The comment was in reference to a revelation contained in Agassi’s recent autobiography, Open. In the book, Agassi describes an incident from the past where both he and Sampras happened to be at the same restaurant one night. Sampras left right before Agassi, so Andre decided to ask the valet how much Sampras had tipped him. The valet said that Sampras gave him a dollar, a fact Agassi deemed worthy enough for inclusion in his book.
Sampras did not take too well to this insult dished out by Agassi in front of a packed stadium of fans who had come to see a charity tennis match. Sampras thought that Agassi had gotten personal. In retaliation, Sampras drilled his next serve right at Agassi’s head. Agassi ducked and the ball missed him, but he was still shaken up by the gesture. It led him to make another comment about Sampras’ stingy tipping habits. Roger Federer, Sampras’ teammate, immediately joked about how serious the two men took their rivalry. Federer and Nadal are considered to be modern rivals on the tennis court, though their relationship is quite friendly both on and off the court.

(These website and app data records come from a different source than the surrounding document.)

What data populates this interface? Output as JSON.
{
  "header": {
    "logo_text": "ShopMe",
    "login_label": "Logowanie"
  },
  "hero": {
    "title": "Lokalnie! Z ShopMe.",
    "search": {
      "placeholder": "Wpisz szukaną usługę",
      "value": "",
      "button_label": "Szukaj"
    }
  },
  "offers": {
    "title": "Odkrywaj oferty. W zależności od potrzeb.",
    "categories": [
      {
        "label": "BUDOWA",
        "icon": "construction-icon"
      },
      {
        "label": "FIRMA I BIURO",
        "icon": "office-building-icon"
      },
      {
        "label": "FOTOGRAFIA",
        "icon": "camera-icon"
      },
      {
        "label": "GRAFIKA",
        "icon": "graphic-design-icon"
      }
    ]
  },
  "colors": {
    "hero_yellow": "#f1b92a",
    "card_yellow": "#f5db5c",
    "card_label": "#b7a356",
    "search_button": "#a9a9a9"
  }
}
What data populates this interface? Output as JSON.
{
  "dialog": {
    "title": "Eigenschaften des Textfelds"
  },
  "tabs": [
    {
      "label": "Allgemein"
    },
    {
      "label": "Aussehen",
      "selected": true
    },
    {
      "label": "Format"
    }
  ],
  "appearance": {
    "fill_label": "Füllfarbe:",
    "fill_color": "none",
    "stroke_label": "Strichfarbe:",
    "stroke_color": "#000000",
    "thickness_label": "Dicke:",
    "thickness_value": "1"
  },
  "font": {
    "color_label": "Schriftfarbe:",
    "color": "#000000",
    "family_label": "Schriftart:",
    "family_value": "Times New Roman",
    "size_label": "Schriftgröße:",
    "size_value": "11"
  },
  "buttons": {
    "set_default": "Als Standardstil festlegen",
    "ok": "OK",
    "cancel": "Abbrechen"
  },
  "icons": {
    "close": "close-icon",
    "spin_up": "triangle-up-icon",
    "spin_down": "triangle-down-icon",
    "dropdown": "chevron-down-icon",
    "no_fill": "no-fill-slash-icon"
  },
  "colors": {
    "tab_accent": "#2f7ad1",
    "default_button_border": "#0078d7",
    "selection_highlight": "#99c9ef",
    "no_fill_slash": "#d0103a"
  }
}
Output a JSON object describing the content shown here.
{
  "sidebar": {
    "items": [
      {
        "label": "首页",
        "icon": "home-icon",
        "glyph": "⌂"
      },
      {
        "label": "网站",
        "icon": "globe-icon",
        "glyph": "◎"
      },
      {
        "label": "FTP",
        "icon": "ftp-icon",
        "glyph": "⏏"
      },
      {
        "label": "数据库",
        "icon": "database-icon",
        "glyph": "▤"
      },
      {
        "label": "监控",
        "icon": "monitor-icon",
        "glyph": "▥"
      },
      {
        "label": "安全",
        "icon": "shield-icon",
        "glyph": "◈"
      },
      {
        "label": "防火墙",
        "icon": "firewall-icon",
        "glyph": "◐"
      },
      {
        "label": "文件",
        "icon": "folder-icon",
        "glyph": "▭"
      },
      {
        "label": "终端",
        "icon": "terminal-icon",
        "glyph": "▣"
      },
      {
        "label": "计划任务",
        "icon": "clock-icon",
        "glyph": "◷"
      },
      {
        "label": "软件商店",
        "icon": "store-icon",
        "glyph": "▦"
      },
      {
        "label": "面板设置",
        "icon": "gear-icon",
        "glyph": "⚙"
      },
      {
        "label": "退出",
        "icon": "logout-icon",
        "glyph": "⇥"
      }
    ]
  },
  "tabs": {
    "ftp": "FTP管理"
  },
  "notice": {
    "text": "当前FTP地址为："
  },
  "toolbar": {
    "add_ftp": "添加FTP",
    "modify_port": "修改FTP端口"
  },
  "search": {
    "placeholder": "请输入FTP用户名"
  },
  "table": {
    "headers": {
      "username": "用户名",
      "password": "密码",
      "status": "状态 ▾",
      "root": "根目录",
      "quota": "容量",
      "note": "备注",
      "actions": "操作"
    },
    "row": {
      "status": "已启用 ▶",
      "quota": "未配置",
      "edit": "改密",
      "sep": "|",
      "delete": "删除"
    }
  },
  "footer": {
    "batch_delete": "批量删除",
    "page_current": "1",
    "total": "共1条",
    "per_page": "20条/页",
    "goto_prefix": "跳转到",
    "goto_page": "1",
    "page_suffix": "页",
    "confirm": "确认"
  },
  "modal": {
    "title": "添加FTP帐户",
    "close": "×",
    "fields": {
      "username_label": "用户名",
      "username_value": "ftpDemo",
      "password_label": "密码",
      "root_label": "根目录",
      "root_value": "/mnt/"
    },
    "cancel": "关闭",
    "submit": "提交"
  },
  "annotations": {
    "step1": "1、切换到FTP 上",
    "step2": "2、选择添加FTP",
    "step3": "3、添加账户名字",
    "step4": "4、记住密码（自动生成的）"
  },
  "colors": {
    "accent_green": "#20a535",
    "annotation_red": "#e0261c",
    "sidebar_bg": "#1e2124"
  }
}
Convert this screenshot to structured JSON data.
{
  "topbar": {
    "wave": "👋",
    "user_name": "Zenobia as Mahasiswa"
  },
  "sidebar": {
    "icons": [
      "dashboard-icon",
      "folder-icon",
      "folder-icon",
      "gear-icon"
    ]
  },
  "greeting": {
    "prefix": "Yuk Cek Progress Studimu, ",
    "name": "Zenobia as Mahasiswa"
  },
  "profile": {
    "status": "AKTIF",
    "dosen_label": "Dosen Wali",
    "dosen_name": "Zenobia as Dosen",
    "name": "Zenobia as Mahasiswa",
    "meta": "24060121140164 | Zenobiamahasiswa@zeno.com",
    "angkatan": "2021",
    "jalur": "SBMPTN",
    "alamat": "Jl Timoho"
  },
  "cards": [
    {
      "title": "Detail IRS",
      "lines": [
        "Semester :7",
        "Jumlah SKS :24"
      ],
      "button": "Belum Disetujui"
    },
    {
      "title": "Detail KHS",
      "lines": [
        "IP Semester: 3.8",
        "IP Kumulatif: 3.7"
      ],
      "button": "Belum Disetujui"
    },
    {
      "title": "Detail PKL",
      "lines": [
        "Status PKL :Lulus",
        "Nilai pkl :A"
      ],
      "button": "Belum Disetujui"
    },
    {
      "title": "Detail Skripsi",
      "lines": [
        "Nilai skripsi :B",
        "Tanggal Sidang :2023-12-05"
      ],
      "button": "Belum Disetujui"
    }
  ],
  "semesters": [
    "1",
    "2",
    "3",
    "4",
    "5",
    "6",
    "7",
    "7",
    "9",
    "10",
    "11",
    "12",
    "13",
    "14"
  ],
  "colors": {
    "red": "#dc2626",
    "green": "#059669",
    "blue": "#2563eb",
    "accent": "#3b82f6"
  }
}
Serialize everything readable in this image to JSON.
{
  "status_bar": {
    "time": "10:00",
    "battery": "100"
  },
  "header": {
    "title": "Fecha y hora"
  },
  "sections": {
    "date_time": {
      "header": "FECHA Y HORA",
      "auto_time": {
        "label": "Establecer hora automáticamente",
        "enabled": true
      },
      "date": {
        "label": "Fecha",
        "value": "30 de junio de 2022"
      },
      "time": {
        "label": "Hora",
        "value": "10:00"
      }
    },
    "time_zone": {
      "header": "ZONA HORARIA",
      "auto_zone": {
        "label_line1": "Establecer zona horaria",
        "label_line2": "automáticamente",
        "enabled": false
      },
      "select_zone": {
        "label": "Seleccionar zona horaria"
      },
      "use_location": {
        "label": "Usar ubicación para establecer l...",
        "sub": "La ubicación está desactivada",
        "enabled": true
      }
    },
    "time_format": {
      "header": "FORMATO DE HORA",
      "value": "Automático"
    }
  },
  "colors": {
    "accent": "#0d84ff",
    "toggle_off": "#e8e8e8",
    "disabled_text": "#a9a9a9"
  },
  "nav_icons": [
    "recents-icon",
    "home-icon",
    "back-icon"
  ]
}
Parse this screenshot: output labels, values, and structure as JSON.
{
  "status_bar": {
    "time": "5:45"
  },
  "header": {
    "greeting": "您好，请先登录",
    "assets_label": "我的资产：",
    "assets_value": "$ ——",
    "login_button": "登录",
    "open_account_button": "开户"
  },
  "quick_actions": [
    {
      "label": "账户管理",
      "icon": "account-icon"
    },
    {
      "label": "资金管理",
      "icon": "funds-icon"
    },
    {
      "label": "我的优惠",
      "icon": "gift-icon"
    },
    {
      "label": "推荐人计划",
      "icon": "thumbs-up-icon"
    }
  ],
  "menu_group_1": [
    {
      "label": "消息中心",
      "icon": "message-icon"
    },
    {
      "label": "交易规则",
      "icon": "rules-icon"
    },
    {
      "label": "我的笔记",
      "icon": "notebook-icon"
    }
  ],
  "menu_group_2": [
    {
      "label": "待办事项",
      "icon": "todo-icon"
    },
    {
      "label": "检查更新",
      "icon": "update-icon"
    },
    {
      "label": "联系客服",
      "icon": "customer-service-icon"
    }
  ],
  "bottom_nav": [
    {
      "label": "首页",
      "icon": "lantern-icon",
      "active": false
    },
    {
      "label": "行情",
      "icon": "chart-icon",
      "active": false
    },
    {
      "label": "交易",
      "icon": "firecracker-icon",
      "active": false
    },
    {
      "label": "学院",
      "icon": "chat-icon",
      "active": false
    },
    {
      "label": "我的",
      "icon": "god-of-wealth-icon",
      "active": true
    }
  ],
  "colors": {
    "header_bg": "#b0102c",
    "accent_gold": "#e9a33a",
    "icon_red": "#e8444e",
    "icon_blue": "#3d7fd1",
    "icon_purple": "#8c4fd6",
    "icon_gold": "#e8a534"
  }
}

“But action performed with great effort by one seeking to gratify his desires, and which is enacted from a sense of false ego, is called action in the mode of passion.” (Lord Krishna, Bhagavad-gita, 18.24)
Now both Sampras and Agassi have been retired for years, so this behavior shown at a charity exhibition is quite astonishing. We’re supposed to get wiser and more detached as we get older. This incident illustrates the dangerous nature of the mode of passion, as it manifests in competition. The false ego is so fragile, that any little comment can trigger retaliation.
Competition certainly isn’t the worst thing in the world, for we all must perform actions to maintain our body. Earning an honest living and competing fairly with other athletes certainly isn’t overtly sinful, but one should understand that the rewards of such competition are only temporary. As much success as we may have in our material ventures, our glory will one day come to an end. The secret to a successful life is to perform our prescribed duties with detachment to the results and the fruits acquired.
“Be steadfast in yoga, O Arjuna. Perform your duty and abandon all attachment to success or failure. Such evenness of mind is called yoga.” (Lord Krishna, Bg. 2.48)
This is much easier said than done. As we saw in the example of Sampras and Agassi, even after retiring from a sport and not having any concern for fame and fortune, one can still hold an attachment to their legacy and ego. The key to acquiring detachment is to first gain an attachment to God. This is the real meaning of life. Our material fortunes and relationships come and go, but our relationship with God is eternal. If we think of Him at the time of death, we never have to take birth again.
“After attaining Me, the great souls, who are yogis in devotion, never return to this temporary world, which is full of miseries, because they have attained the highest perfection.” (Lord Krishna, Bg. 8.15)
The easiest way to think about God is to regularly recite His name in a loving way, “Hare Krishna Hare Krishna, Krishna Krishna, Hare Hare, Hare Rama Hare Rama, Rama Rama, Hare Hare”. This chanting can be performed by any person, at any stage in life. Chanting is part of bhakti-yoga, or the process whereby one connects their soul with God in a loving way. Krishna is the source of Brahman, so if we understand Him, we’ll realize that all living entities are in the same boat. Instead of competing with one another, we can work together for the highest cause, that of returning back home, back to Godhead.